- Rhythm in returnDifferent from the instantaneous one, since it is much less variable. Every kilometer (which is the autolap I have configured) is updated. I use it to confirm sensations. It is usual that as fatigue arrives my running economy worsens, with a reduction in the average pace in spite of maintaining the same power levels.
- Heart rate which, like cycling, I use as a mere reference to compare data; but I do not look for particular frequency ranges.
- WeatherFinally, the time I've been running. As in the cycling segment, only the time of the race segment since it is a question of having a reference to the target times set before the competition for each of the segments.
Additionally I have a second screen with the same data but replacing the race time by the total multisport time. I change to this screen when I have a few kilometers left to run so I can estimate my final time at the finish line.
Here I don't carry any alerts of any kind and, as during cycling, I use the autolap function to automatically have values to compare, in this case the lap time. Again I could use the manual laps in a much more intelligent way, but I know that I will forget about marking them.
Here it is, my tactic totally exposed. This is just one of the thousands of options that exist both of devices to use and the way to configure them. I hope you can extract some ideas, although the most important thing is that you find a combination and configuration that best suits you and your goals.
In terms of devices used you will see that there is a lot of Garmin.

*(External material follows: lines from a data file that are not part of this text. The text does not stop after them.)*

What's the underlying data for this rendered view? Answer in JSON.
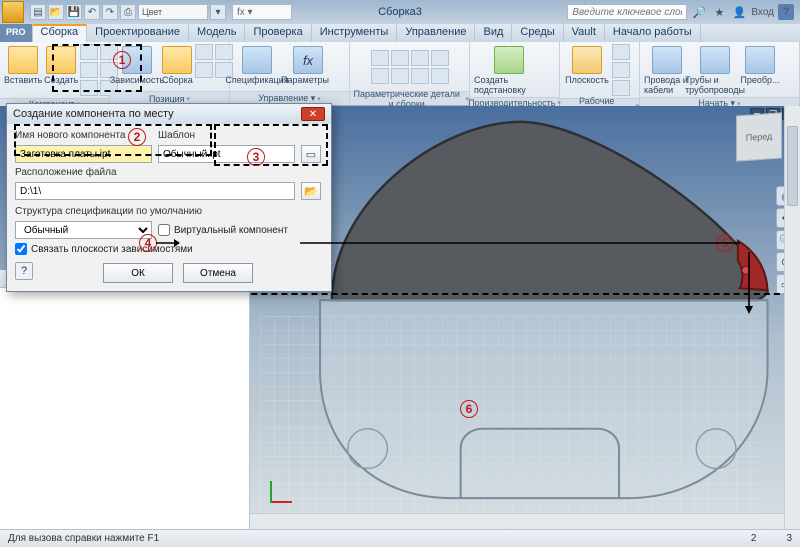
{
  "title": "Сборка3",
  "qat": {
    "color_label": "Цвет"
  },
  "fx_label": "fx ▾",
  "search": {
    "placeholder": "Введите ключевое слово/фразу"
  },
  "login_label": "Вход",
  "menutabs": {
    "pro": "PRO",
    "items": [
      "Сборка",
      "Проектирование",
      "Модель",
      "Проверка",
      "Инструменты",
      "Управление",
      "Вид",
      "Среды",
      "Vault",
      "Начало работы"
    ],
    "active_index": 0
  },
  "ribbon": {
    "panels": [
      {
        "label": "Компонент",
        "buttons": [
          "Вставить",
          "Создать"
        ]
      },
      {
        "label": "Позиция",
        "buttons": [
          "Зависимость",
          "Сборка"
        ]
      },
      {
        "label": "Управление ▾",
        "buttons": [
          "Спецификация",
          "Параметры"
        ]
      },
      {
        "label": "Параметрические детали и сборки",
        "buttons": []
      },
      {
        "label": "Производительность",
        "buttons": [
          "Создать подстановку"
        ]
      },
      {
        "label": "Рабочие элементы",
        "buttons": [
          "Плоскость"
        ]
      },
      {
        "label": "Начать ▾",
        "buttons": [
          "Провода и кабели",
          "Трубы и трубопроводы",
          "Преобр..."
        ]
      }
    ]
  },
  "dialog": {
    "title": "Создание компонента по месту",
    "labels": {
      "new_name": "Имя нового компонента",
      "template": "Шаблон",
      "location": "Расположение файла",
      "bom": "Структура спецификации по умолчанию",
      "virtual": "Виртуальный компонент",
      "constrain": "Связать плоскости зависимостями"
    },
    "values": {
      "new_name": "Заготовка платы.ipt",
      "template": "Обычный.ipt",
      "location": "D:\\1\\",
      "bom_option": "Обычный"
    },
    "buttons": {
      "ok": "ОК",
      "cancel": "Отмена"
    }
  },
  "viewcube": "Перед",
  "status": {
    "left": "Для вызова справки нажмите F1",
    "right": [
      "2",
      "3"
    ]
  },
  "annotations": [
    "1",
    "2",
    "3",
    "4",
    "5",
    "6"
  ]
}
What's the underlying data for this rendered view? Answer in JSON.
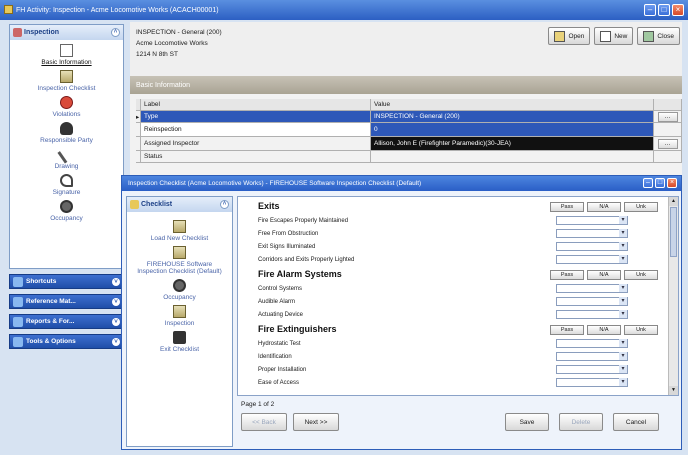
{
  "window": {
    "title": "FH Activity: Inspection - Acme Locomotive Works (ACACH00001)"
  },
  "sidebar": {
    "panel_title": "Inspection",
    "items": [
      {
        "label": "Basic Information",
        "icon": "document-icon",
        "active": true
      },
      {
        "label": "Inspection Checklist",
        "icon": "checklist-icon"
      },
      {
        "label": "Violations",
        "icon": "violation-icon"
      },
      {
        "label": "Responsible Party",
        "icon": "person-icon"
      },
      {
        "label": "Drawing",
        "icon": "pencil-icon"
      },
      {
        "label": "Signature",
        "icon": "signature-icon"
      },
      {
        "label": "Occupancy",
        "icon": "occupancy-icon"
      }
    ],
    "groups": [
      "Shortcuts",
      "Reference Mat...",
      "Reports & For...",
      "Tools & Options"
    ]
  },
  "header": {
    "line1": "INSPECTION - General (200)",
    "line2": "Acme Locomotive Works",
    "line3": "1214 N 8th ST",
    "buttons": {
      "open": "Open",
      "new": "New",
      "close": "Close"
    }
  },
  "section": {
    "title": "Basic Information"
  },
  "grid": {
    "columns": [
      "Label",
      "Value"
    ],
    "rows": [
      {
        "label": "Type",
        "value": "INSPECTION - General (200)"
      },
      {
        "label": "Reinspection",
        "value": "0"
      },
      {
        "label": "Assigned Inspector",
        "value": "Allison, John E (Firefighter Paramedic)(30-JEA)"
      },
      {
        "label": "Status",
        "value": ""
      }
    ]
  },
  "dialog": {
    "title": "Inspection Checklist (Acme Locomotive Works) - FIREHOUSE Software Inspection Checklist (Default)",
    "side_panel_title": "Checklist",
    "side_items": [
      {
        "label": "Load New Checklist",
        "icon": "checklist-icon"
      },
      {
        "label": "FIREHOUSE Software Inspection Checklist (Default)",
        "icon": "checklist-icon"
      },
      {
        "label": "Occupancy",
        "icon": "occupancy-icon"
      },
      {
        "label": "Inspection",
        "icon": "document-icon"
      },
      {
        "label": "Exit Checklist",
        "icon": "exit-icon"
      }
    ],
    "section_buttons": {
      "pass": "Pass",
      "na": "N/A",
      "unk": "Unk"
    },
    "sections": [
      {
        "title": "Exits",
        "items": [
          "Fire Escapes Properly Maintained",
          "Free From Obstruction",
          "Exit Signs Illuminated",
          "Corridors and Exits Properly Lighted"
        ]
      },
      {
        "title": "Fire Alarm Systems",
        "items": [
          "Control Systems",
          "Audible Alarm",
          "Actuating Device"
        ]
      },
      {
        "title": "Fire Extinguishers",
        "items": [
          "Hydrostatic Test",
          "Identification",
          "Proper Installation",
          "Ease of Access"
        ]
      }
    ],
    "page_indicator": "Page 1 of 2",
    "buttons": {
      "back": "<< Back",
      "next": "Next >>",
      "save": "Save",
      "delete": "Delete",
      "cancel": "Cancel"
    }
  }
}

You might be thinking, "if he uses it, then that's as good as it gets".
Well no, as I said at the beginning it is simply what was best suited to the competition I was going to do, in what was most important was the combination of sensors to be used beyond the clock or cycling unit, which are simply there to display or record information from them.
Where a watch or cycling unit is most important is not in the day of the competition, but mainly in the day-to-day of your training, and that's where you have to make sure that what you buy is what suits your particular use.
Nothing else, thanks for reading!
Thank you Eduardo, as always very interesting and constructive.
On this occasion I have a question/suggestion. Could you provide more information on the usefulness and conditions in which Compex-type electrostimulators should be used?
As an amateur runner, I suffer sporadic physical problems that I don't know to what extent they could be solved or at least prevented with this type of apparatus.
Thanks in advance.
I leave you this video of a Compex clinic, where the different functions they offer are reviewed: https://www.youtube.com/watch?v=w_UnCRis4bw